The news release states that standardized tests not only interrupt learning, but can also be disruptive for students, even those in non-testing grades. The department plans to continue to identify ways to further reduce those disruptions in coming years.
Wolf, according to the news release, has fought for Schools That Teach and has made investments in children and schools a top priority.
Over the past three years, Pennsylvania has:
·Increased state funding by more than $800 million at all levels after devastating cuts in the past that is bringing teachers back to the classroom and restore educational program.
·Established a fair funding formula to reduce the inequity in state support and taking Pennsylvania off a shameful list of states without a way to fairly fund their school. Pennsylvania was one of only three states in the nation without a fair funding formula.
·Doubled early childhood education access to provide nearly 8,800 more children access to Pre-K and Head Start programs to get a good start to their education.
·Increased graduation rates to among the highest in the nation for four-year high school from 85.5 percent in 2013-14 to 86.1 percent in 2015-16.
Additionally, 31 percent more students have earned industry-recognized credentials as Pennsylvania has become a national leader in STEM education, helping workers compete in the 21st century economy and build economic prosperity for working families.
Also this year, the department introduced the Future Ready PA Index, a new, public-facing school report card that expands the indicators used to measure performance and extends the comprehensive approach to ensuring student and school success.
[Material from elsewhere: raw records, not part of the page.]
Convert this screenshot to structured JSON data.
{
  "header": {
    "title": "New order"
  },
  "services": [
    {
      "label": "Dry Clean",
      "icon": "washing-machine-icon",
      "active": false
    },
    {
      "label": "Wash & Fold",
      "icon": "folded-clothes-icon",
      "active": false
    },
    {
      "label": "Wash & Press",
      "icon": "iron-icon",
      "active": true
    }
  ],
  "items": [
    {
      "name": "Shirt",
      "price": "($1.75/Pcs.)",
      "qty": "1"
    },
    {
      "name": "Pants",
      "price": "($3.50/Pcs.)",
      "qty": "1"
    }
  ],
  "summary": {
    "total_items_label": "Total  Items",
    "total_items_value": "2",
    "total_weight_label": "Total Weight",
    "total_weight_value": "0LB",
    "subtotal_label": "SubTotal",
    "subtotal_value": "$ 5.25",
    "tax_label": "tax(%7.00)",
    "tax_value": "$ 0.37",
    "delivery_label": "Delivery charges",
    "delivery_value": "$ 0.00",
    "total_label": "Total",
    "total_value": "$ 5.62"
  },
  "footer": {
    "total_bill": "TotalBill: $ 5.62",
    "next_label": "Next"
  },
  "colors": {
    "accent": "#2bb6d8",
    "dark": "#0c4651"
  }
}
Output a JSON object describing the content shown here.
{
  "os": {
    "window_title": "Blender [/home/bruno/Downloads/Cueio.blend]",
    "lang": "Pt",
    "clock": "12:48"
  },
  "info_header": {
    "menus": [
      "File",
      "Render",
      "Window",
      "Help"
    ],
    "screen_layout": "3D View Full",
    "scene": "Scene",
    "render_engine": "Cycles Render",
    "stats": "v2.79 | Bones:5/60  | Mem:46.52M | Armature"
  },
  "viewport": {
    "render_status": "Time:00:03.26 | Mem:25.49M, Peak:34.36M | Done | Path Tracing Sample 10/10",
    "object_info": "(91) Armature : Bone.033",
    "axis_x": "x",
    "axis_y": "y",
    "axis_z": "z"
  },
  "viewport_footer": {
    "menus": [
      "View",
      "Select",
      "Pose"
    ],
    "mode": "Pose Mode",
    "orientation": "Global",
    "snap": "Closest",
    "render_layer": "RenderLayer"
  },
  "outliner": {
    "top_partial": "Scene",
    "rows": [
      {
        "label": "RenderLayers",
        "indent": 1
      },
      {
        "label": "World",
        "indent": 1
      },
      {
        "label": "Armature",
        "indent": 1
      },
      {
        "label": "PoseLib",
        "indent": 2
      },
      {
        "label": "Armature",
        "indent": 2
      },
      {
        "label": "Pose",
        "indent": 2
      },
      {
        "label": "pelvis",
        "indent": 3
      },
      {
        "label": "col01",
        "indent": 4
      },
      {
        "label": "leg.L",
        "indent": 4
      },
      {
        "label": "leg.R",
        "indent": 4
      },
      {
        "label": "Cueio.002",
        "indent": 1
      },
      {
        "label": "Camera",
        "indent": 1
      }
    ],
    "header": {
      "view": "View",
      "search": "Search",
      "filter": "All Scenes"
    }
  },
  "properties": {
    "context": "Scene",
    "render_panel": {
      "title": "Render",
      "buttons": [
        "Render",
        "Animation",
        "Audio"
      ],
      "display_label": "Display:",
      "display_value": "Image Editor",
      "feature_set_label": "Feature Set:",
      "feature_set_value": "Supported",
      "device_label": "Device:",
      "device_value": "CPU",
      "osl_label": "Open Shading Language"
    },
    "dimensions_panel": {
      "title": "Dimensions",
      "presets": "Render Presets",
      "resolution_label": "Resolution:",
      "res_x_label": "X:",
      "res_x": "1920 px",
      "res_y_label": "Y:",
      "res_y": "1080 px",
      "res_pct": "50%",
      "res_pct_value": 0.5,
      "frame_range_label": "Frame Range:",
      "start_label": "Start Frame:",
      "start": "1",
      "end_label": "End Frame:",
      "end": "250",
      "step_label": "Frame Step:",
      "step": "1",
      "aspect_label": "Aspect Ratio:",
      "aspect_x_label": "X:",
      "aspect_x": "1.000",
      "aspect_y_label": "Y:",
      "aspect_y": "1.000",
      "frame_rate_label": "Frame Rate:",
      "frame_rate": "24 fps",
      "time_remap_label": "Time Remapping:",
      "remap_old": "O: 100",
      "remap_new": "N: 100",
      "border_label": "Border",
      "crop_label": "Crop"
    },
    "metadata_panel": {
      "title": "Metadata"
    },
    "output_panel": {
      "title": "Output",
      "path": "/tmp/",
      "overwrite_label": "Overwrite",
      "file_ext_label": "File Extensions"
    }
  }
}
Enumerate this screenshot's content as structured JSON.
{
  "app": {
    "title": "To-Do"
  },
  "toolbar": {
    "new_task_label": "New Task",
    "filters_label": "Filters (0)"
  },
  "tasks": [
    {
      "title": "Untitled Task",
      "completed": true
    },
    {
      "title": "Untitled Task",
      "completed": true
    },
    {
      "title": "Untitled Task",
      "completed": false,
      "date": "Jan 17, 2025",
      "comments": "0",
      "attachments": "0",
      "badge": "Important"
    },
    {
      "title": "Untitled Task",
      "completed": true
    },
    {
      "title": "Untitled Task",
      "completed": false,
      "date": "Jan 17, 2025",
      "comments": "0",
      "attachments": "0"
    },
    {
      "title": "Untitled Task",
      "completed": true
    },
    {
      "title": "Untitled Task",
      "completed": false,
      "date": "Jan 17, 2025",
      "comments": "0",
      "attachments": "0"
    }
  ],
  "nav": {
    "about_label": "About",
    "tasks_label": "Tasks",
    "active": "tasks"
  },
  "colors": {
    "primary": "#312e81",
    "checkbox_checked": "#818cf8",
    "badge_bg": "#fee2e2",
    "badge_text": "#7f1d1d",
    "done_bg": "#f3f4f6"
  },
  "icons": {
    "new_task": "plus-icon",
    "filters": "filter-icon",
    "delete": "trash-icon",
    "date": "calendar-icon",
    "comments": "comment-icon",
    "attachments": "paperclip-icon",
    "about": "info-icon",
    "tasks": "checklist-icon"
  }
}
The index will place additional emphasis on academic growth, evaluation of school climate through a robust chronic absenteeism measure, attention to both four-year and extended-year graduation rates, and assessments of postsecondary readiness.
The Press asked Northwestern Lehigh School District Superintendent Dr. Mary Anne Wright for comment on the changes.
“Last week I learned about the reduction in the testing by reducing one test session for language arts and another for math,” Wright emailed The Press. “I think the reduction is a good start. That decision directly increases time for interaction between the teachers and the students.
“In addition, I support the idea of moving the PSSA testing window to a later, more consistent time of the year.
“The more time teachers have to facilitate content and learning with the students before the testing, the more prepared our students will be.
“Later testing is a more natural process allowing children the maximum time in the instructional environment before testing grade level ELA and Math.
“I don’t yet know how the elimination of the test sections will factor into the scoring.
“I assume since the tests will eliminate a section, that the test results may not be comparable with the 2015, 2016 and 2017 PSSAs, but we will likely hear about that level of detail in spring.
“When the tests were redesigned for the 2015 implementation, it was difficult, if not impossible to know how cohorts improved.
“I anticipate that we will still be able to measure growth for individual students, but I am unsure how this change will allow/or not allow us to compare annual scores.
“All in all, I believe the reduction of the tests is a step in the right direction and I am hopeful that Pennsylvania’s ESSA plan is supported by the U.S. Department of Education.”
Parkland School District Superintendent Richard Sniscak spoke via telephone with The Press Aug. 15 regarding Wolf’s announcement.
“We believe it is a step in the right direction,” Sniscak said. “The governor and secretary [of Education Pedro Rivera] listened to the people out in the field.”
Sniscak said the state held a number of round table discussions, working on ways to decrease the time taken up by the PSSAs.
“Any goal is welcomed,” Sniscak said.
“State testing is not the sum and substance of the Parkland School District.”
He noted the standardized tests are used as a diagnostic tool at Parkland.
Details about the PSSA reduction and the Future Ready PA Index are available in Pennsylvania’s ESSA Consolidated State Plan, on PDE’s website. The plan is open for public comment until Aug. 31.
Editor’s note: See related Guest View on page A10.